In an editorial before the election, the Leader said it wanted to endorse a Republican … but Mr. Santos was too much. His views were incoherent … He seemed bizarre, unprincipled and sketchy … The Leader endorsed Democrat Robert Zimmerman, who at least had experience and – touchingly – is a gentleman.
All this should have been picked up nationally, but wasn’t. In a competitive local newspaper environment it would have made waves, but the Leader was small, with students and retirees on its staff. If you think the decline in newspapers is only an abstract story, or that Facebook posts can make up for local investigations, ladies and gentlemen, we give you New York’s Third Congressional District.”
But then, I think to myself, if he’d been smoked out earlier, that would have robbed late-night talk show hosts and and MSNBC and Saturday Night Live and columnists like Peggy Noonan of a whole lot of material.
Inyo County Supervisor Jeff Griffiths has become part of the four-member management team at CSAC (California State Association of Counties), an organization he was appointed to in 2012 after first being elected.
The progression goes something like this.
He is the 2nd Vice-President this year. Becomes Vice-President next year. President in his third year, and then immediate past-president in his final year.
When/if he becomes president (this would be predicated upon Mr. Griffiths reelection in 2024), Griffiths would become the first CSAC president from Inyo/Mono County in its 140-year existence.
CSAC differs from RCRC (Rural County Representatives of California) in that it is a statewide organization, as opposed to a group lobbying on behalf of rural counties only.
Griffiths said CSAC lobbies for local control of regulatory agencies, advocates for legislation and lobbies for local input and control over state funding.
As an example, he cited his work on CSAC’s homeless action team.

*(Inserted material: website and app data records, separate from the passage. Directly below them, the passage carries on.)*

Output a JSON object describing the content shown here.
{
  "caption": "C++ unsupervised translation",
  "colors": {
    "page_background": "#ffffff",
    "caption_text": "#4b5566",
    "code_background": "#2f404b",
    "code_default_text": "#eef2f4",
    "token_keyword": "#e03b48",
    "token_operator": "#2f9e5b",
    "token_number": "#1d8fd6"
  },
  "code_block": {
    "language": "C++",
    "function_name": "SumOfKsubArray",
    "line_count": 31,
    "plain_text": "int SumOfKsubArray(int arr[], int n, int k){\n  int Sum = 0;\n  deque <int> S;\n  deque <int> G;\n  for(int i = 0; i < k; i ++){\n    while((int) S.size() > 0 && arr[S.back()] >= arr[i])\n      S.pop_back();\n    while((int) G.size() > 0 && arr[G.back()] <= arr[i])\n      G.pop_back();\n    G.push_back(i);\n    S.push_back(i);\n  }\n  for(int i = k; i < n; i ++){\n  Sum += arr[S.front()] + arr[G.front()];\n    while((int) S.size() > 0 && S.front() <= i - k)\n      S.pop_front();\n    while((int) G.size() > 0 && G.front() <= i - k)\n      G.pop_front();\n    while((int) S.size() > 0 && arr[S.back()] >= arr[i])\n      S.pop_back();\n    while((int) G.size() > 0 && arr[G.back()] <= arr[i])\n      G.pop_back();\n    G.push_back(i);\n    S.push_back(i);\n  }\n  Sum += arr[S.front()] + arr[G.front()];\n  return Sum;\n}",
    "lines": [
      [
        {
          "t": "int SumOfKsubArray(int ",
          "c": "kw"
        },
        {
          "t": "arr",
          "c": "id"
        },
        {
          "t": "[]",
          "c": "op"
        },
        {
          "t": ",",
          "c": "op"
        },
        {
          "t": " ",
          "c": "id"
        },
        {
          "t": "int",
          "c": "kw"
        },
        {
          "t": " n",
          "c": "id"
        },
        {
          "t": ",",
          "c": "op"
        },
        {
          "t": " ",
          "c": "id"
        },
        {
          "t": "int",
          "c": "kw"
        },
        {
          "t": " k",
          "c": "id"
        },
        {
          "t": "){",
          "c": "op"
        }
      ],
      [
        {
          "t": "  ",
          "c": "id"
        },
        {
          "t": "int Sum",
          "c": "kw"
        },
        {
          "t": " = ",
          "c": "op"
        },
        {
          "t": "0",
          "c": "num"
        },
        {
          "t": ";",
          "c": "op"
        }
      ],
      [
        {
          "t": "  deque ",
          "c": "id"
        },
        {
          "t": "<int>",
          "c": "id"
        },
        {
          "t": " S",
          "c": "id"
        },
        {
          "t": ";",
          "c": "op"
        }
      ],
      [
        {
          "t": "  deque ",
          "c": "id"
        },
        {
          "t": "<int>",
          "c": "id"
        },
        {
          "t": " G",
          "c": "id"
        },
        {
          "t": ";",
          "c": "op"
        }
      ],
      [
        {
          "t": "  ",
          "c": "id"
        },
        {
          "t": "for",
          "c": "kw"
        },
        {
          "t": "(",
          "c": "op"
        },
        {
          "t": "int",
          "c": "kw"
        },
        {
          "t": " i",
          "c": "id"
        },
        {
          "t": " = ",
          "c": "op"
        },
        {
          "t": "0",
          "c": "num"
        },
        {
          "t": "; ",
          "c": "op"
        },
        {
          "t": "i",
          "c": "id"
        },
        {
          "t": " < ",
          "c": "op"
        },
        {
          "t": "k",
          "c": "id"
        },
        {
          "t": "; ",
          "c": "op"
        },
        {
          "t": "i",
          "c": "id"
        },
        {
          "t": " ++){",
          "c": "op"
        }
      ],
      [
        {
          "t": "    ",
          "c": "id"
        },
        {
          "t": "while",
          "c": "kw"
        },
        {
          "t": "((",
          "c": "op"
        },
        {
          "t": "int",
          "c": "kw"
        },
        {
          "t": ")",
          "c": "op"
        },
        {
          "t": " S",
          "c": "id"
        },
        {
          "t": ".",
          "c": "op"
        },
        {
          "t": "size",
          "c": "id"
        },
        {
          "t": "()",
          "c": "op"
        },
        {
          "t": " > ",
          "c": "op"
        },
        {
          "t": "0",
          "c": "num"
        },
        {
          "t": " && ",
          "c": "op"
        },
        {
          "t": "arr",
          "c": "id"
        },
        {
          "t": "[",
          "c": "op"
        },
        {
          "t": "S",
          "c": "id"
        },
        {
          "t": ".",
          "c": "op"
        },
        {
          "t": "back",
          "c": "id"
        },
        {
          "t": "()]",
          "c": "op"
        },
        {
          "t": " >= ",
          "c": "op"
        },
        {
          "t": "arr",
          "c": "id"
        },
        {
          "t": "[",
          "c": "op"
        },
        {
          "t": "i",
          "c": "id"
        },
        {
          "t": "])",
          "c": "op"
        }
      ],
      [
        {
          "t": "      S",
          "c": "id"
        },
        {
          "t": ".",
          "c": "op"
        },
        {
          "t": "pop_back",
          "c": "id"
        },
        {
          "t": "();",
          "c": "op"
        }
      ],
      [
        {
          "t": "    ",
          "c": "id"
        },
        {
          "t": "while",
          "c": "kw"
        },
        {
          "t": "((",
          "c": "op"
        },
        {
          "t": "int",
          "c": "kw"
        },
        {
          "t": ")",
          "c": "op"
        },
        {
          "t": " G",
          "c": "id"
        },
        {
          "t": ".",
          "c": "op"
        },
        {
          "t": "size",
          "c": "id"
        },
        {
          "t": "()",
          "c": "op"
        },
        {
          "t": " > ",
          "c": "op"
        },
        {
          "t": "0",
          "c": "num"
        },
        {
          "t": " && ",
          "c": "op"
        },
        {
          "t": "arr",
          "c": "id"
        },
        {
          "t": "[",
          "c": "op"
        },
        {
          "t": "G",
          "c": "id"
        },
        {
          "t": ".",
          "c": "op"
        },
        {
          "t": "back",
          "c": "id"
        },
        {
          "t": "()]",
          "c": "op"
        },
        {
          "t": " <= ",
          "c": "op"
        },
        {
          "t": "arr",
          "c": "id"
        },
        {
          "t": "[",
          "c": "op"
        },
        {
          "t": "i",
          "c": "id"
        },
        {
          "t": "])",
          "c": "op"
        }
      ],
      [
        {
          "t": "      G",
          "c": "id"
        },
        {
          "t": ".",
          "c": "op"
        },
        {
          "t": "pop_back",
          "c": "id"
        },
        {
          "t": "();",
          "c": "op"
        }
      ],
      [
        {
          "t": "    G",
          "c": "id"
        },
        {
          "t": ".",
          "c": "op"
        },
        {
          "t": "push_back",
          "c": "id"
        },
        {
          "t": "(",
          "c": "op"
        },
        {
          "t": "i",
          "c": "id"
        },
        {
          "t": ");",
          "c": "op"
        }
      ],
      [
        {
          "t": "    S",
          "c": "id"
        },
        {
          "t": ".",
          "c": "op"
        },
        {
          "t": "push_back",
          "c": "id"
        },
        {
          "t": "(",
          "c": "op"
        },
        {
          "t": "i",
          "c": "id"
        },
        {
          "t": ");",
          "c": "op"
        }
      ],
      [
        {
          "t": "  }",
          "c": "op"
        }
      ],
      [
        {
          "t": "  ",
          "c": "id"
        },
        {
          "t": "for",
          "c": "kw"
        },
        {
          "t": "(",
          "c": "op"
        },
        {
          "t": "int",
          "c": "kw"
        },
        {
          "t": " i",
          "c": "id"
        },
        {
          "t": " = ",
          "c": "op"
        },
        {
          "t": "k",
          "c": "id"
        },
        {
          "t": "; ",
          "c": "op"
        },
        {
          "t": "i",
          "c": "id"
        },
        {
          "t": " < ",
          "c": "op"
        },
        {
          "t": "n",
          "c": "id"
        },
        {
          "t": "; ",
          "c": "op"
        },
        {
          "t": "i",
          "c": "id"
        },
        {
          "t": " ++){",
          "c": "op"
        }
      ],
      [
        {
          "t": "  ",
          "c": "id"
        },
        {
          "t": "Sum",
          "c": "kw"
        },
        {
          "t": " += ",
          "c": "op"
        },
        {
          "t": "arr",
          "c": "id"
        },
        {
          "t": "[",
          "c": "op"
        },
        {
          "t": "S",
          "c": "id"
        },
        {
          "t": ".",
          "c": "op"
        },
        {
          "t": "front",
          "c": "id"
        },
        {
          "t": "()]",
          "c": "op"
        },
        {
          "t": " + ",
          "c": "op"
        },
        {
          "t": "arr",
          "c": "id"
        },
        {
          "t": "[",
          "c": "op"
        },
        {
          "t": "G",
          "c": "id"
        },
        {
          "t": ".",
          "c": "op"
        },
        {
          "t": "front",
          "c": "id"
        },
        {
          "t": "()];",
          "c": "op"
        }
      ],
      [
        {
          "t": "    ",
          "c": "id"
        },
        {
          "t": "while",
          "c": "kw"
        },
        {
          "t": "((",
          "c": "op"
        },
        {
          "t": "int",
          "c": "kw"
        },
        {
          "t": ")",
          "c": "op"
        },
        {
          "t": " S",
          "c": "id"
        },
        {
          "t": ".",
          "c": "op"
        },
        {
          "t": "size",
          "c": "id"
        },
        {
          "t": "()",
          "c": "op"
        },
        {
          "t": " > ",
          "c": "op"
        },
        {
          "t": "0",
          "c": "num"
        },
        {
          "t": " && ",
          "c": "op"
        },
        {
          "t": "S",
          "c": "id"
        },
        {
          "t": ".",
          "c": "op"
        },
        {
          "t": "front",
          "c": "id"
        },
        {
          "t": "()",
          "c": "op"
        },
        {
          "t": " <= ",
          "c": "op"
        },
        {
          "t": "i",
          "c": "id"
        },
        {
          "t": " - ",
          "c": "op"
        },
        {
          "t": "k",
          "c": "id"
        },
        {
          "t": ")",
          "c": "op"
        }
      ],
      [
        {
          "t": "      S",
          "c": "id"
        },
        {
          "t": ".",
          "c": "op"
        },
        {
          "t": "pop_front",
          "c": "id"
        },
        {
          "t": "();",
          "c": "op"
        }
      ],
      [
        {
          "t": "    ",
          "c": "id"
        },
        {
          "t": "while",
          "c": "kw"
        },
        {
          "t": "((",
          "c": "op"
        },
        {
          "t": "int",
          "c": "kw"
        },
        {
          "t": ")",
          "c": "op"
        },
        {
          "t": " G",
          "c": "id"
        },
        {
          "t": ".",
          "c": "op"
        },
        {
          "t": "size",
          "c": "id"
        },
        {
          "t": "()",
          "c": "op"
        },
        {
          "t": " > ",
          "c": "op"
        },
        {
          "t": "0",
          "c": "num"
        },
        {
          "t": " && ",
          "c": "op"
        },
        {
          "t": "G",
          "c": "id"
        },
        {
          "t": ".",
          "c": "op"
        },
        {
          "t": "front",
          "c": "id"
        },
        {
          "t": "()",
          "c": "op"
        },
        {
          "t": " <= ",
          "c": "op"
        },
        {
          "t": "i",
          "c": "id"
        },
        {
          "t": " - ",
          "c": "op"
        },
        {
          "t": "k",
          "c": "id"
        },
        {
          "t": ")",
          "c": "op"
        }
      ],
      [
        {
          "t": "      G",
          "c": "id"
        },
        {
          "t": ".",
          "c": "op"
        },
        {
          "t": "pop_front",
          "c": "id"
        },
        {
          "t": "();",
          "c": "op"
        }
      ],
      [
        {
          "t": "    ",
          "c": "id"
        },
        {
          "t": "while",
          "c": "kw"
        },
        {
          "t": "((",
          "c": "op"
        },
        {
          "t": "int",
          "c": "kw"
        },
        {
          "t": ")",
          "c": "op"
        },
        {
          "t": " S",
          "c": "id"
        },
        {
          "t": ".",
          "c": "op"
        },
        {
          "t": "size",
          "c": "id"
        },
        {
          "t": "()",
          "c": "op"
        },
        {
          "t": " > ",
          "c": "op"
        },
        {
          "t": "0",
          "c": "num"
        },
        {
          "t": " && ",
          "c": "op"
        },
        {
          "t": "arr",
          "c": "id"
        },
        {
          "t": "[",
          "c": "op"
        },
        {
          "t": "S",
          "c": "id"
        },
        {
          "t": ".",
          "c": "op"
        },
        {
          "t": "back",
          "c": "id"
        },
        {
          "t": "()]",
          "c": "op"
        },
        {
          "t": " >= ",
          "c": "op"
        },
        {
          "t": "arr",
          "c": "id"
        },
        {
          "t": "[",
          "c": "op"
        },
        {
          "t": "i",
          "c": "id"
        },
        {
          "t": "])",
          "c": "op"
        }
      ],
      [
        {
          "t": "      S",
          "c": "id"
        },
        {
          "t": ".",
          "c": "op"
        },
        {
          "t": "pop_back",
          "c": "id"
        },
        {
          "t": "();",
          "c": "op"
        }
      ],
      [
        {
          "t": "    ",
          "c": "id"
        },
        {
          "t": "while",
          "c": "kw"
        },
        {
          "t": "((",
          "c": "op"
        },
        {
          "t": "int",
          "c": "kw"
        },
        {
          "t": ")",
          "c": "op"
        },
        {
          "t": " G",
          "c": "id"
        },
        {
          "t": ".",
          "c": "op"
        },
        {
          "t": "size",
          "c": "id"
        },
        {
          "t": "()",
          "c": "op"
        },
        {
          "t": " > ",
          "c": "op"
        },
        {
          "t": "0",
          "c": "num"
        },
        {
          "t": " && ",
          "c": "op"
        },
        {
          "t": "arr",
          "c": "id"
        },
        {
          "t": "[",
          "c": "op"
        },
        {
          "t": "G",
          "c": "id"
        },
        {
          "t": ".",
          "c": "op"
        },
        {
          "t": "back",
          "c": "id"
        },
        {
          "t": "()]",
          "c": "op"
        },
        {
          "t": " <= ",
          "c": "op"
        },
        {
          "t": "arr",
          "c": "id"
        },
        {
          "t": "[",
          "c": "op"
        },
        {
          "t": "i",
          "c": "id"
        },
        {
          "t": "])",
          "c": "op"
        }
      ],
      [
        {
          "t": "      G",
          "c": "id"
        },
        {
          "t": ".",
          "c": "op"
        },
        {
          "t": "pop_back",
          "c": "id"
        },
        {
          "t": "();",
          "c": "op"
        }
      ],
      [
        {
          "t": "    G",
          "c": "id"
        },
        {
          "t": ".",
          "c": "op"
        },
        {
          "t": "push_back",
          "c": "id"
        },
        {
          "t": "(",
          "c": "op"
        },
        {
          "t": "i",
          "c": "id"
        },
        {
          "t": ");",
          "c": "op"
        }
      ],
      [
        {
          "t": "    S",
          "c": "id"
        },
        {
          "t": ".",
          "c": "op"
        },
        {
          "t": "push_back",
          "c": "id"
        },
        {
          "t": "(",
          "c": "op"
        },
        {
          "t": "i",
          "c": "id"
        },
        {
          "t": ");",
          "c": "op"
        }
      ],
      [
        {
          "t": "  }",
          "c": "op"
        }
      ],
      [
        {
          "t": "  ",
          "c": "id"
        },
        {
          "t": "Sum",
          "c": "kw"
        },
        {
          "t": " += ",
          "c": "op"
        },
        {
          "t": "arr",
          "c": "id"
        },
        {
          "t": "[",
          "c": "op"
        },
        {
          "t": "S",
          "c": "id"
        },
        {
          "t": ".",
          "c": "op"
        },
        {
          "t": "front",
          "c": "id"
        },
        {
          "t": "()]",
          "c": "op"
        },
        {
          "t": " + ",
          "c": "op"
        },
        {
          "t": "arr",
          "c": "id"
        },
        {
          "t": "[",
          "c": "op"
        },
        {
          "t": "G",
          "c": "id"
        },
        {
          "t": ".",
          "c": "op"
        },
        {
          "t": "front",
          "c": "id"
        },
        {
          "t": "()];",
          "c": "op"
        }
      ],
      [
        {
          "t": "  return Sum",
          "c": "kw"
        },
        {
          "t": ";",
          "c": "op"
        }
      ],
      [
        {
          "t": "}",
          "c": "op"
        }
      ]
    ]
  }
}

Counties, he said, are taking the lead on the issue because they deliver most of the services.
The state, he notes, has put $9 billion towards combating homelessness over the past few years, but is there a coordinated plan as to how to deploy that money?
Griffiths will be in a more favorable position over the next few years to help shape and implement policy.
“It’s easy for Sacramento to ignore rural areas,” says Griffiths. “At least I’ll be in the room.”
A few weeks back, Northern Inyo Hospital’s Interim CEO Lional “Chad” Chadwick made a presentation before the Inyo County Board of Supervisors.
He reminded me of my sweet, kind father … in the latter stages, after my sister and I had assumed power of attorney.
On a positive note, I imagine the current NIH Board loves him as he’ll make them feel youthful and vibrant by comparison.
He’s no Kelli Davis.
He is, however, younger than former Bishop City Manager Ron Phillips.
Why the predilection for aging, imported placeholders? Yes, they can claim experience but at a certain point experience can cut both ways. You have to overpay them to keep a seat warm, and honestly, they are never gonna get up to speed, while the problems the organization faces are unrelenting.
You can’t tell me that NIH doesn’t have some capable administrative talent in the queue. The City of Bishop had Deston Dishion under its roof. And NIH has got Patty Dickson. Just sayin’ …